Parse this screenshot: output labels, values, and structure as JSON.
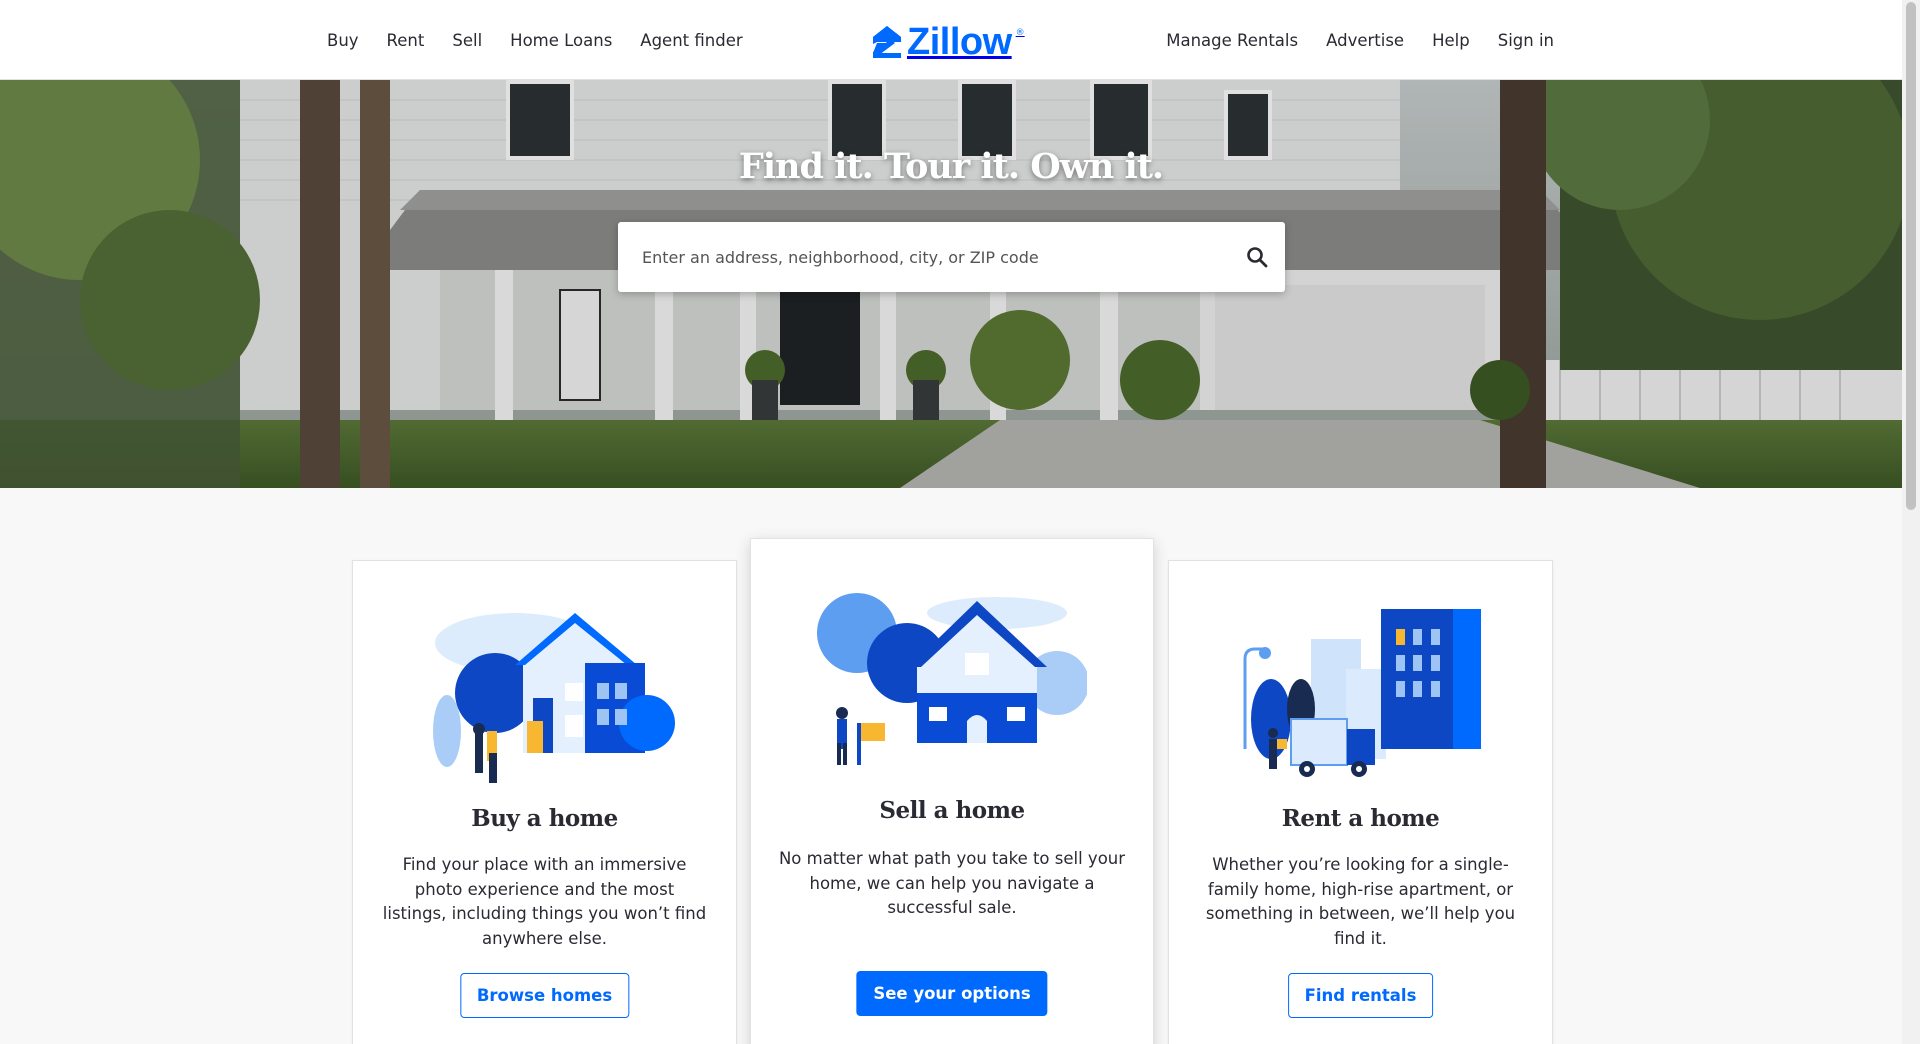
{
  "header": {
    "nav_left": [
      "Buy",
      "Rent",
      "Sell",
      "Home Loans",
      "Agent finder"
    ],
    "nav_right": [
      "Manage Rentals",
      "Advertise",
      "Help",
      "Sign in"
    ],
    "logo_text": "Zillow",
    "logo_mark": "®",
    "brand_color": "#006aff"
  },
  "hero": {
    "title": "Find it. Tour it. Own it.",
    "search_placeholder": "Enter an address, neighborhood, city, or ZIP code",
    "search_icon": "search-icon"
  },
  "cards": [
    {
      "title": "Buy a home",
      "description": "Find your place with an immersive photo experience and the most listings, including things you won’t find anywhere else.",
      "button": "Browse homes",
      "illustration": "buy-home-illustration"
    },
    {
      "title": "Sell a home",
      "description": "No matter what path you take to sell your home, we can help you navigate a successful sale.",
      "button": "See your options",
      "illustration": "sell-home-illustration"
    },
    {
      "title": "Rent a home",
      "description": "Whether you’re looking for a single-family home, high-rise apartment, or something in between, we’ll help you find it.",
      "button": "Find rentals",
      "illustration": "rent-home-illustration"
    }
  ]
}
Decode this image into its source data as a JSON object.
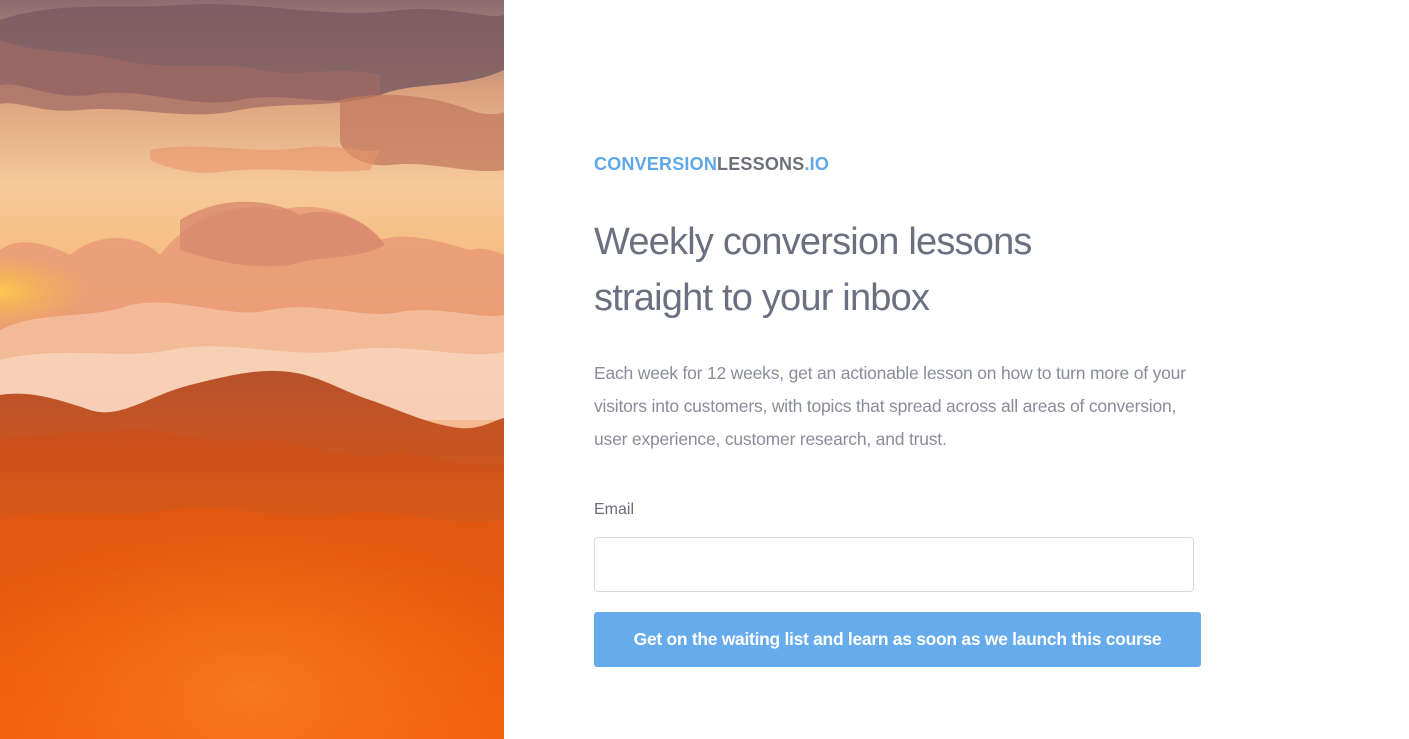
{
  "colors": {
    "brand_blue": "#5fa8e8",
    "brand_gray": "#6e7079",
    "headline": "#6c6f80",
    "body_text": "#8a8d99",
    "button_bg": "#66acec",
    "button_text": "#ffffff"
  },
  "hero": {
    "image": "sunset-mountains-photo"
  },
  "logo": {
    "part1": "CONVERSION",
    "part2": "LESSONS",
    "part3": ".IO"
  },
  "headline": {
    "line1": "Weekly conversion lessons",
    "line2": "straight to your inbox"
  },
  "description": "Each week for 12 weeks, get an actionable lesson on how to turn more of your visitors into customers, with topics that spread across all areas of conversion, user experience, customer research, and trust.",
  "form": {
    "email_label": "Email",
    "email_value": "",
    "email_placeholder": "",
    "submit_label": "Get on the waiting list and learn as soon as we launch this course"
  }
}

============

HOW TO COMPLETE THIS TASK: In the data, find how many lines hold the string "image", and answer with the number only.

THE ANSWER: 2